|Cooperative Classification||Y10T156/1798, Y10T156/172, B32B38/1833, B32B37/1284, C04B40/02|
|European Classification||C04B40/02, B32B37/12D, B32B38/18B2|
|Feb 24, 1987||SULP||Surcharge for late payment|
|Feb 24, 1987||FPAY||Fee payment|
Year of fee payment: 4
|Mar 4, 1987||REMI||Maintenance fee reminder mailed|
|Mar 5, 1991||REMI||Maintenance fee reminder mailed|

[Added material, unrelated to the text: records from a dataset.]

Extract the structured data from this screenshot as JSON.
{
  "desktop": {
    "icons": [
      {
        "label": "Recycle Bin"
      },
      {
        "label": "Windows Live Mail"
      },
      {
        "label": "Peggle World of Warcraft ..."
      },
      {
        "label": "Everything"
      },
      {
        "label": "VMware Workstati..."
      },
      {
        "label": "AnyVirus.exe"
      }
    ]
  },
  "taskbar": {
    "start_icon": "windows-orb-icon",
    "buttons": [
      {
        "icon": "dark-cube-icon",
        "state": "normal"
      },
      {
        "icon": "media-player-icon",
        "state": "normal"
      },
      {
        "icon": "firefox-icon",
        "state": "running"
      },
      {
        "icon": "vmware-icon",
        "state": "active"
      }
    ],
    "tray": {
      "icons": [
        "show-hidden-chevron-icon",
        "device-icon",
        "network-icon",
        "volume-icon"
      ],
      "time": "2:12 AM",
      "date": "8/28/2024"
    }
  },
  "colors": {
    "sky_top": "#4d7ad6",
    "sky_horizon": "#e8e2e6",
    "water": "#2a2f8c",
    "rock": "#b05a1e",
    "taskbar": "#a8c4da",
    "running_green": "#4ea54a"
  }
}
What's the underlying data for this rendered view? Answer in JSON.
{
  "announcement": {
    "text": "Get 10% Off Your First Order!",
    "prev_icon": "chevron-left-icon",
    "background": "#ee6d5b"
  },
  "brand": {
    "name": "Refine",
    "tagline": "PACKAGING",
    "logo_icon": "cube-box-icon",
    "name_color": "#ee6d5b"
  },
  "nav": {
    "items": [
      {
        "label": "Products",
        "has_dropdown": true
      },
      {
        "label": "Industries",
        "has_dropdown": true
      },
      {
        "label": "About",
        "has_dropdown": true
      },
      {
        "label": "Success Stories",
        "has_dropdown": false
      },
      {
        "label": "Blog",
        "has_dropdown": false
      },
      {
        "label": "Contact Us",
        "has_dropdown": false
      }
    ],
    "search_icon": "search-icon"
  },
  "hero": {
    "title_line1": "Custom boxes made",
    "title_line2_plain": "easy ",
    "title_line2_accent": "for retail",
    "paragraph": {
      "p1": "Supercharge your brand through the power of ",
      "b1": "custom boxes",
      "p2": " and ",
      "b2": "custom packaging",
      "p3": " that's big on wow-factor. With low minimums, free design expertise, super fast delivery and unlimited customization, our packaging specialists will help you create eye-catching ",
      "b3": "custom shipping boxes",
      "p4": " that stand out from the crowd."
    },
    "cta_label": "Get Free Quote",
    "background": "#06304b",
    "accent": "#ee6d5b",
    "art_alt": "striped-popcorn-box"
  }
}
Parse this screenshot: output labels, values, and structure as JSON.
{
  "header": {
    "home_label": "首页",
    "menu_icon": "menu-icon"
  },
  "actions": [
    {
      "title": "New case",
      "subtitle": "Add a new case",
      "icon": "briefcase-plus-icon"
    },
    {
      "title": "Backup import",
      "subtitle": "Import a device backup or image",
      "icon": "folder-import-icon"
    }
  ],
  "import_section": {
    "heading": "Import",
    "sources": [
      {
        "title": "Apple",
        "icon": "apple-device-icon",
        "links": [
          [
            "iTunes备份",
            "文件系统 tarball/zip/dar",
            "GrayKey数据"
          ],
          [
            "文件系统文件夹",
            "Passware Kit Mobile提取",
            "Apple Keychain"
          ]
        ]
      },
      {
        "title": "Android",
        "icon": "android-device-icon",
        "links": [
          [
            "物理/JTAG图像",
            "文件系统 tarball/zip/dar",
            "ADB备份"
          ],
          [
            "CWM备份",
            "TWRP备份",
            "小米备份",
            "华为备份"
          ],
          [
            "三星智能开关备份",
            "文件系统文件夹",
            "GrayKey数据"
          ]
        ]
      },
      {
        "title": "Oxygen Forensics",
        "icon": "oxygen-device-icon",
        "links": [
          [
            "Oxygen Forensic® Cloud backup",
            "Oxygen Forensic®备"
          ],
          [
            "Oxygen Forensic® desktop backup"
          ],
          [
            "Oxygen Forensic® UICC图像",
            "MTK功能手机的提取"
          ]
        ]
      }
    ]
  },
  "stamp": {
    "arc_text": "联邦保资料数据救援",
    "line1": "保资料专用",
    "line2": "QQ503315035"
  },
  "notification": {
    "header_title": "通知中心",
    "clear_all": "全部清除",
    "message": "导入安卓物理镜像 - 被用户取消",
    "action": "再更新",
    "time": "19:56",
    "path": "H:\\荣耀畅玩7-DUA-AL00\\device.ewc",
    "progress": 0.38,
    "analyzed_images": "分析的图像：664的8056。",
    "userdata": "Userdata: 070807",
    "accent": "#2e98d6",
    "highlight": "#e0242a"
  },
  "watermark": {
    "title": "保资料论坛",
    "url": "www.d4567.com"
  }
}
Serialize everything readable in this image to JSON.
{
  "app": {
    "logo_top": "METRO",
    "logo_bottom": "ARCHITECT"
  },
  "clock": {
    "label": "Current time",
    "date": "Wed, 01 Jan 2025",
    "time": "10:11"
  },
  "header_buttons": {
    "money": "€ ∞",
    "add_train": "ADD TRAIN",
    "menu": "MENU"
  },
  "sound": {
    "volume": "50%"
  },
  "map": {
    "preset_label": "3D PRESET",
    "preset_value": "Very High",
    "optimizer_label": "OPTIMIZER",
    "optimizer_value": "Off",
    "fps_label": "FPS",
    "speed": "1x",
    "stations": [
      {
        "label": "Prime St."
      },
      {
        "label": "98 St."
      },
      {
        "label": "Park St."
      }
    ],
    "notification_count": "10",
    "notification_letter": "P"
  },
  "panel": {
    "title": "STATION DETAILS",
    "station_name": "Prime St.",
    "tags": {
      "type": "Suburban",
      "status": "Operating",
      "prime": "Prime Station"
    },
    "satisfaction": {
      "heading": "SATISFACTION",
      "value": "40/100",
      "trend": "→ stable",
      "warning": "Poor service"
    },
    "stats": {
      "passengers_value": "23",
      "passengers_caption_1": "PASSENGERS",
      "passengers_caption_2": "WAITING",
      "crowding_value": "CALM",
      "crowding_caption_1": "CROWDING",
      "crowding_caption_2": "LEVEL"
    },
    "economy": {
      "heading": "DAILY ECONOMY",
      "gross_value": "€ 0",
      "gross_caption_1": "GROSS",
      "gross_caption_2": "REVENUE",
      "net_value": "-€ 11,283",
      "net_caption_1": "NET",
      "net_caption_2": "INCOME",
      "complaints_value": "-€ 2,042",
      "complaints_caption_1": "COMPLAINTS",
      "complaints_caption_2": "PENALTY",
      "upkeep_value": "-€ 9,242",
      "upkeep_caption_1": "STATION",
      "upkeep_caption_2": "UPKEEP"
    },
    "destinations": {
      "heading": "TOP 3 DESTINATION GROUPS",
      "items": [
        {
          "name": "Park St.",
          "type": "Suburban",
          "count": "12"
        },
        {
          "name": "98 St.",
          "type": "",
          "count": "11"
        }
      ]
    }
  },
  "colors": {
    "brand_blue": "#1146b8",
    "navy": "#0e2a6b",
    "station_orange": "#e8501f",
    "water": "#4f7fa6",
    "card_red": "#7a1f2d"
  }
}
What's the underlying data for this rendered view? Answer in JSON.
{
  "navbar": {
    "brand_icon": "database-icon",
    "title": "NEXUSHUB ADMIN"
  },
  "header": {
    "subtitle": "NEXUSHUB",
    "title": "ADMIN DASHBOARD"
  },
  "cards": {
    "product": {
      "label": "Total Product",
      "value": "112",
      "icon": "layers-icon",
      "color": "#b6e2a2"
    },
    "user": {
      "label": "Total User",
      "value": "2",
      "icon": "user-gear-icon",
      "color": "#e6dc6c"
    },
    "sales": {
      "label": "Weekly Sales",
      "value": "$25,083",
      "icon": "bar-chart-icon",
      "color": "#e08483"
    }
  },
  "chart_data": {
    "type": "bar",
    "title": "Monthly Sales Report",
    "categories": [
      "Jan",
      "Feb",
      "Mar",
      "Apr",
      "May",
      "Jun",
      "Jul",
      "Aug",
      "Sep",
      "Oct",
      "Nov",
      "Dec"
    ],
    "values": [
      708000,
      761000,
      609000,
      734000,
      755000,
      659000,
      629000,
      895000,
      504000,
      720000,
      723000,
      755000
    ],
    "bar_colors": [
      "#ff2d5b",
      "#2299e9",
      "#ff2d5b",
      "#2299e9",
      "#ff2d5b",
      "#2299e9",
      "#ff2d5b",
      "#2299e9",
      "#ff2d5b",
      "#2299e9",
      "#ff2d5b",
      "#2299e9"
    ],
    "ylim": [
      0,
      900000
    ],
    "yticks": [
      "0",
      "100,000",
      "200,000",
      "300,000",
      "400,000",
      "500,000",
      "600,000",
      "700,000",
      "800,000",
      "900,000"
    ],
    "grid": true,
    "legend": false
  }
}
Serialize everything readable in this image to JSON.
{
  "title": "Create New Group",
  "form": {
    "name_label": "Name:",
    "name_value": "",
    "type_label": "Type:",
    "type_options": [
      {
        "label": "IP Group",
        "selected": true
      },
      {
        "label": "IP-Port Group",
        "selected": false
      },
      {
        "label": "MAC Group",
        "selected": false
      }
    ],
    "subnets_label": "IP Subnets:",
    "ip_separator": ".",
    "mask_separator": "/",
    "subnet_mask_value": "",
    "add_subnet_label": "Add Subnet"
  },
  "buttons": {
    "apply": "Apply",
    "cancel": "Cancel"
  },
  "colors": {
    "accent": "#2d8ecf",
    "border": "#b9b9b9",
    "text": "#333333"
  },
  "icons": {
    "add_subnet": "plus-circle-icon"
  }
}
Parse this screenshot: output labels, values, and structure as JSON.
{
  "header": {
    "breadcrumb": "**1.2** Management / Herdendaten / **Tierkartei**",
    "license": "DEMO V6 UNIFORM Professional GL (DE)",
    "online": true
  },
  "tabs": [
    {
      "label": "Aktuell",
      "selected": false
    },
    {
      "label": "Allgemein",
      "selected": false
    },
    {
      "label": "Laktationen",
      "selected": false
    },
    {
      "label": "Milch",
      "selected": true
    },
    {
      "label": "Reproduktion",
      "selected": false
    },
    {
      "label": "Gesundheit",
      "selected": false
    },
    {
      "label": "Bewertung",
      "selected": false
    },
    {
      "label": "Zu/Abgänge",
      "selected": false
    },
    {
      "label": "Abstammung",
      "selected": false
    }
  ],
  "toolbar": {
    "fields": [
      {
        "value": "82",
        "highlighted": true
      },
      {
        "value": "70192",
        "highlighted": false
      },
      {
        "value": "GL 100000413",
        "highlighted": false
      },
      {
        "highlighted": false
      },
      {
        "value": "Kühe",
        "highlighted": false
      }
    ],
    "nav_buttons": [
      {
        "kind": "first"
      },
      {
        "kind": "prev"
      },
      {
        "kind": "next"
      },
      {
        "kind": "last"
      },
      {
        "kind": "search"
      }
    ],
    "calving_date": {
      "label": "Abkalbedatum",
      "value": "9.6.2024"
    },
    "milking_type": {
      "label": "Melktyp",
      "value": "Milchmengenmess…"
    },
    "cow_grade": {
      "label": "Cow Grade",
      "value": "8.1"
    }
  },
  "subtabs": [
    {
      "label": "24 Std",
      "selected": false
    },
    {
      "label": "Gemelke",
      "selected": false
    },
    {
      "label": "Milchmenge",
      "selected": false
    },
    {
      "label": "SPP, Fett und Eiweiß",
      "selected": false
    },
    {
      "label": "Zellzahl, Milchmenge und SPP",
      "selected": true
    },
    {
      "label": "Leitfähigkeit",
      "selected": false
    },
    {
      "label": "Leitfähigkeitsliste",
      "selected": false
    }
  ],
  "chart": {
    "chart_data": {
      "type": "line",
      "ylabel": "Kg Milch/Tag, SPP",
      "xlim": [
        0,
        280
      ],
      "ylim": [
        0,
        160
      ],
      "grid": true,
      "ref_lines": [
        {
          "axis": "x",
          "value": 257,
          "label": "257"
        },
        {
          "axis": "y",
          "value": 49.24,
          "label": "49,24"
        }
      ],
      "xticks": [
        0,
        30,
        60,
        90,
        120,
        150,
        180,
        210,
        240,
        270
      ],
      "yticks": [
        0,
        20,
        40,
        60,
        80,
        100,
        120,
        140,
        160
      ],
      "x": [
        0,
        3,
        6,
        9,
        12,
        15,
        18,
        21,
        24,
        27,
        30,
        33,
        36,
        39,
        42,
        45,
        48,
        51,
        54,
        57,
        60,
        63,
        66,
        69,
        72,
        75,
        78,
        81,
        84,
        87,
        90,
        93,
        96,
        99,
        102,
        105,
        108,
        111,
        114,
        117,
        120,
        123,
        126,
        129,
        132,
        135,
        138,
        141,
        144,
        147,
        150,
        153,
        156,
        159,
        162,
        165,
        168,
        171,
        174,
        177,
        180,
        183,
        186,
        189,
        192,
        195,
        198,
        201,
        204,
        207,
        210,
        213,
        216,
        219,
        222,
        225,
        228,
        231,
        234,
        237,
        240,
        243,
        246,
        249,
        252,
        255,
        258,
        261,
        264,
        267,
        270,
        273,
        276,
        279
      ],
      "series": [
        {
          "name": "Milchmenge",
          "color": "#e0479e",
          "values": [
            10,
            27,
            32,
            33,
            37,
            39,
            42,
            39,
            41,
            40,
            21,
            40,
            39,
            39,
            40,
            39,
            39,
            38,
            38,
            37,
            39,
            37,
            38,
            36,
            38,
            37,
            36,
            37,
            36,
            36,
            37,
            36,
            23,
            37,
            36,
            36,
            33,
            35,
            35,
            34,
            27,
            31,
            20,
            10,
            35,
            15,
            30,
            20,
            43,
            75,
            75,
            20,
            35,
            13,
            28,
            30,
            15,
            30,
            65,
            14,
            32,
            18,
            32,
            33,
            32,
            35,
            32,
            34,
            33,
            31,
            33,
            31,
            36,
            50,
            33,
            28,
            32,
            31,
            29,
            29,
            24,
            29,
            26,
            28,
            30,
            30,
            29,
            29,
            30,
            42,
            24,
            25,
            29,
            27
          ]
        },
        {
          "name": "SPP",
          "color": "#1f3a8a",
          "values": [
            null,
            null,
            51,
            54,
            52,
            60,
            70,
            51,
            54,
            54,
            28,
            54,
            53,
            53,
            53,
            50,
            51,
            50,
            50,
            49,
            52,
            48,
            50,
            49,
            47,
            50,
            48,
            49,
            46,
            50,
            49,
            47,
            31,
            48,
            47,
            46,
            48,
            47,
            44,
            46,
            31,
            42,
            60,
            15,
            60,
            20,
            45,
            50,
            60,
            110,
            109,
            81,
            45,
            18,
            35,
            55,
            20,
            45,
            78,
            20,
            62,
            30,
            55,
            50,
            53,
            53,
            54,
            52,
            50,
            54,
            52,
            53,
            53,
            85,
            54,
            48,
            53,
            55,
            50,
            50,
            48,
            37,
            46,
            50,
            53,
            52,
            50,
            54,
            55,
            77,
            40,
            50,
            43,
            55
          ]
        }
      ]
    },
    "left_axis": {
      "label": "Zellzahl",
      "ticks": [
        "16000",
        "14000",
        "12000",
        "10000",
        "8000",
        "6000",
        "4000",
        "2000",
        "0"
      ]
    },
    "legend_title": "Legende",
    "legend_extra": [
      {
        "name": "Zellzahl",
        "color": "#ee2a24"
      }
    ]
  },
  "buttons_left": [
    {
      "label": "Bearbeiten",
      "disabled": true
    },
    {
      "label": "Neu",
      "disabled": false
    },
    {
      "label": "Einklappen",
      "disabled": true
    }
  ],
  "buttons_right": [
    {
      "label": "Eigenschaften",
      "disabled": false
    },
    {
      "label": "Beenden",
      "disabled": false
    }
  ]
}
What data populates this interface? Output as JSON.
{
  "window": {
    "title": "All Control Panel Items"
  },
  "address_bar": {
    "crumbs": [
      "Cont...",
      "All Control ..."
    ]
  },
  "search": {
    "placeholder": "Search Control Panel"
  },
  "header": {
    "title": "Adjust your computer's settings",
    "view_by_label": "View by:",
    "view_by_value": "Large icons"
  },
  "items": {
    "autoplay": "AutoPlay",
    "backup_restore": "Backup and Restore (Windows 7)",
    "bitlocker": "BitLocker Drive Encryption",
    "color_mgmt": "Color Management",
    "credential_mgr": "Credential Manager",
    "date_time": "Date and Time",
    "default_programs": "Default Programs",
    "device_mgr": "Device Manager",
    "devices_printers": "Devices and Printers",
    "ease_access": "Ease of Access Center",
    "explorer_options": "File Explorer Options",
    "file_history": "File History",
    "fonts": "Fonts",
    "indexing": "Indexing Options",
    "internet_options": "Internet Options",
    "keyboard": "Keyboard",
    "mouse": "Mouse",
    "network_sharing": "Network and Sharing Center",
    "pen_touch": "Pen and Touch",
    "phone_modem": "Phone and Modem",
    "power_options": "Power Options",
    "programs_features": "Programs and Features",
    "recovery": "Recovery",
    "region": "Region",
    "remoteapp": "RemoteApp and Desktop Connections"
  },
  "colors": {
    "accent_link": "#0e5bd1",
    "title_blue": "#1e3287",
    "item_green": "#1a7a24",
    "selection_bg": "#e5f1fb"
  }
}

|Aug 4, 1991||LAPS||Lapse for failure to pay maintenance fees|
|Oct 15, 1991||FP||Expired due to failure to pay maintenance fee|
Effective date: 19910804